The Penguin Encyclopedia of Popular Music (Second Edition, 1989, edited by Donald Clarke) defines a tribute album as an album “of various artists paying tribute to another artist.”
Given my fondness for a good cover, you’d think I would have more tribute albums in my music collection. I do have a few, but there’s really only one that I take down off the shelf and listen to with any frequency.
That album is Things About Comin’ My Way: A Tribute to the Music of the Mississippi Sheiks.
The idea for this album was formulated one day by Steve and Alice Dawson while sitting in their kitchen listening to The Mississippi Sheiks. Steve is an award-winning record producer and truly extraordinary guitarist from Vancouver, Canada. About a year and half after conception, the couple released Things About Comin’ My Way on October 20, 2009, through their now Nashville-based record company, Black Hen Music.
Who or what was The Mississippi Sheiks?
The Mississippi Sheiks was the most prominent and successful African-American string band of the 1930s. They have proven to be the most important and influential string band from that era – Black or White – as well.
During the course of their five year recording career, The Sheiks recorded in the neighborhood of 70 original tunes. Their biggest hit was “Sitting on Top of the World.” This commonly “borrowed from” and frequently covered song is a certified American Roots Music classic and was a 2008 inductee into the Grammy Hall of Fame.
None other than Muddy Waters once said: “I knowed the Mississippi Sheiks. Yessir. Walked ten miles to see them play. They was high-time… making’ them good records, man.”
The performing version of the band was made up from the various members of the Chatmon Family from Bolton, Mississippi: siblings Sam, Lonnie, Edgar, Harry, Fred, Josie, Willie, Bert, Laurie and Armenter, along with their father, Henderson and mother, Eliza.
On record, however, The Mississippi Sheiks were most often just violinist Lonnie Chatmon and singer/guitarist Walter Vinson. The first time this duo recorded was on February 17, 1930, in Shreveport, Louisiana for OKeh Records.
On June 12, 1930, Lonnie and Walter recorded again for OKeh, this time in San Antonio, Texas. One of the songs they cut was called “Bootlegger’s Blues.”
On Things About Comin’ My Way, one of the best of the 17 totally outstanding tracks is a rousing and robust rendering of “Bootlegger’s Blues” by Oh Susanna.
Here’s that recording. Give a listen. You’ll be glad you did!
Oh Susanna is the stage name of Canadian singer/songwriter Suzie Ungerleider. Ms. Ungerleider launched her career in 1996 with the release of a self-produced 7-song cassette album. Eight full-length albums later, she is a multiple award-winning and internationally-acclaimed performer and recording artist.

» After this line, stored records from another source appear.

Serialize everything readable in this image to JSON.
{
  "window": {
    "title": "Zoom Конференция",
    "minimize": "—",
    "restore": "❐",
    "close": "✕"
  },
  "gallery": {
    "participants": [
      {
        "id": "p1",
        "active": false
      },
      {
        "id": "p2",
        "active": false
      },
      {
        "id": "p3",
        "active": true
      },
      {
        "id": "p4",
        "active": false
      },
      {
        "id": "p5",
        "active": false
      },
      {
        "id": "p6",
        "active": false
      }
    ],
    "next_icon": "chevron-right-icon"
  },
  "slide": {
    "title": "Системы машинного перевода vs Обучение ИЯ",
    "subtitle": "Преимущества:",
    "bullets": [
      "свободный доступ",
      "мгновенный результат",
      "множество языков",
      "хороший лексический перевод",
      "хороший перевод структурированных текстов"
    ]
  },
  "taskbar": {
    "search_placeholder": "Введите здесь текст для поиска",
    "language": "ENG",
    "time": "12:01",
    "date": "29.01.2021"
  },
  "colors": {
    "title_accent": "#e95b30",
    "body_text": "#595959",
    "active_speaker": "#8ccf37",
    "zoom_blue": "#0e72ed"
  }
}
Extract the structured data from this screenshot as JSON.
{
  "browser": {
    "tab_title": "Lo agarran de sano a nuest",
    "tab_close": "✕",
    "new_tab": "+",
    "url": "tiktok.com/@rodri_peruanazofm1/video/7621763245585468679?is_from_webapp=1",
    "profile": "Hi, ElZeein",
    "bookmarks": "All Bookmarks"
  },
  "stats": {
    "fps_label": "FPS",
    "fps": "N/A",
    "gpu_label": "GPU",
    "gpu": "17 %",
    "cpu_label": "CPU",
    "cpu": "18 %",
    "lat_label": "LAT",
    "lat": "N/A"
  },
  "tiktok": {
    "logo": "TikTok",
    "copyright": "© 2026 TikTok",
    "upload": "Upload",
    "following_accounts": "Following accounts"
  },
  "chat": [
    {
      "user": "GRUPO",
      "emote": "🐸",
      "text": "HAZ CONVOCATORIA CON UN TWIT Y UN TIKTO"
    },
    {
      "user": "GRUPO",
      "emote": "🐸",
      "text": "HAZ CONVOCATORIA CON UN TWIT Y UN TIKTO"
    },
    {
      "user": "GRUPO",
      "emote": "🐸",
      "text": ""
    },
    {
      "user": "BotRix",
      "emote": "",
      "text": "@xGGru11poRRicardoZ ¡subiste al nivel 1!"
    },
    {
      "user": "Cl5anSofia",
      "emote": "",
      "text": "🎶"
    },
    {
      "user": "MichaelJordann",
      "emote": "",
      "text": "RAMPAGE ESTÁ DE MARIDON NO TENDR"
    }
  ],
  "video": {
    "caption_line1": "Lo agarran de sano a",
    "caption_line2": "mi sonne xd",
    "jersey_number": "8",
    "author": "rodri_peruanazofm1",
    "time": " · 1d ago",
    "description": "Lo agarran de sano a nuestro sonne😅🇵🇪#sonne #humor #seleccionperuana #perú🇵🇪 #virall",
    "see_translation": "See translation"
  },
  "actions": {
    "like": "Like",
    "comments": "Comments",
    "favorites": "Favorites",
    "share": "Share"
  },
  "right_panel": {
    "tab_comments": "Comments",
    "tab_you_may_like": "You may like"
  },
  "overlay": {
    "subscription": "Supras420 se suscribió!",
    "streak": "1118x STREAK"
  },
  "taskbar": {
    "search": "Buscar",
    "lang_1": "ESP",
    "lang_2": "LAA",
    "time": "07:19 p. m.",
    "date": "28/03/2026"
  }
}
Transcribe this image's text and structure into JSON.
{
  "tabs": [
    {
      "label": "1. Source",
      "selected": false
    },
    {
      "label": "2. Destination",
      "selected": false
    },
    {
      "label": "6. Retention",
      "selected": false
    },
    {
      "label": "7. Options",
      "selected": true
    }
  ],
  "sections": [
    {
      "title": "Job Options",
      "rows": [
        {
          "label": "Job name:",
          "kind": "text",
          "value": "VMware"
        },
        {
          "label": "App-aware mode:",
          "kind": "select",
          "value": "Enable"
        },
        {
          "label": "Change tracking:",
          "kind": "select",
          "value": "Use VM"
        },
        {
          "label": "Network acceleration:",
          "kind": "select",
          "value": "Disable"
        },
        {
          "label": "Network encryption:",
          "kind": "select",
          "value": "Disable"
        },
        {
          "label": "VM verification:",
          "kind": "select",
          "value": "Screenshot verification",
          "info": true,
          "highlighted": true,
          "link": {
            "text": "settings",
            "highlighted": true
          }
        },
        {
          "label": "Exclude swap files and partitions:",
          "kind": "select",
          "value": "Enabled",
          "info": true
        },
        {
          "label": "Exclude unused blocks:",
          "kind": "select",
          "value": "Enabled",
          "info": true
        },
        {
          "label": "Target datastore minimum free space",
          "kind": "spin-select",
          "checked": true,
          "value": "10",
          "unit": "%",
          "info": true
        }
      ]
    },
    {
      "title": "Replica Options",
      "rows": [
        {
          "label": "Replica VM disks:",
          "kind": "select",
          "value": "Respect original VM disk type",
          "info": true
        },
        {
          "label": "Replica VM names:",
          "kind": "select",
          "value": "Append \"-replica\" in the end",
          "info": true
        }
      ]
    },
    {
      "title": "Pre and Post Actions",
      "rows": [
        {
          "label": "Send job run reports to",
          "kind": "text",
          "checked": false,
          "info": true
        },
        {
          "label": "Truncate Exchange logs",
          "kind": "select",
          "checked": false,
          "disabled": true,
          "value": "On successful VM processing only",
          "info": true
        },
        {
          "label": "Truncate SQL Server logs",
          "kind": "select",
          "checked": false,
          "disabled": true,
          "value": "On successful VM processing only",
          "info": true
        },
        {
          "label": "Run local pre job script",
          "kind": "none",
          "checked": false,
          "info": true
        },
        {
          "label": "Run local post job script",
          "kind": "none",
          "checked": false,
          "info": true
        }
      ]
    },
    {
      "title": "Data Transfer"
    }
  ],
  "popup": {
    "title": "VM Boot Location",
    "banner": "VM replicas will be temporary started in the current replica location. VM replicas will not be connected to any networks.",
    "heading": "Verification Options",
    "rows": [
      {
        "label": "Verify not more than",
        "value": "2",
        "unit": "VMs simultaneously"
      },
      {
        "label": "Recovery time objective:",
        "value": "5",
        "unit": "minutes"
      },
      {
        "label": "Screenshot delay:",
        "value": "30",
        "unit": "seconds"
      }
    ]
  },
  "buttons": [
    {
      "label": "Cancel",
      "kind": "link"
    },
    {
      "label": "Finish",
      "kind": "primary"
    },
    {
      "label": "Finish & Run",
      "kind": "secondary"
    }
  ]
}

Accompanying Oh Susanna on “Bootlegger’s Blues” were:
- Steve Dawson – National Tricone Guitar, Weissenborn Guitar
- Keith Lowe – Bass
- Matt Chamberlain – Drums
- Jesse Zubot – Violins and Violas
- Peggy Lee – Cellos
- Cam Giroux – Backup Vocals
- Van Dyke Parks – String Arrangement
(Bonus points to whoever thought of adding backup vocals and making the chorus call-and-response!)
Finally, for comparison purposes and your listening pleasure, here is the original 1930 recording of “Bootlegger’s Blues” by The Mississippi Sheiks. It comes from the 2004 Columbia Records CD Honey Babe Let The Deal Go Down: The Best Of The Mississippi Sheiks.
The musicians on that recording were:
- Walter Vinson – Guitar & Vocals
- Lonnie Chatmon – Violin
As I always say, “Good music doesn’t get old.”
As The Mississippi Sheiks said, “You got to make it to the woods, if you can.”
Still a good idea.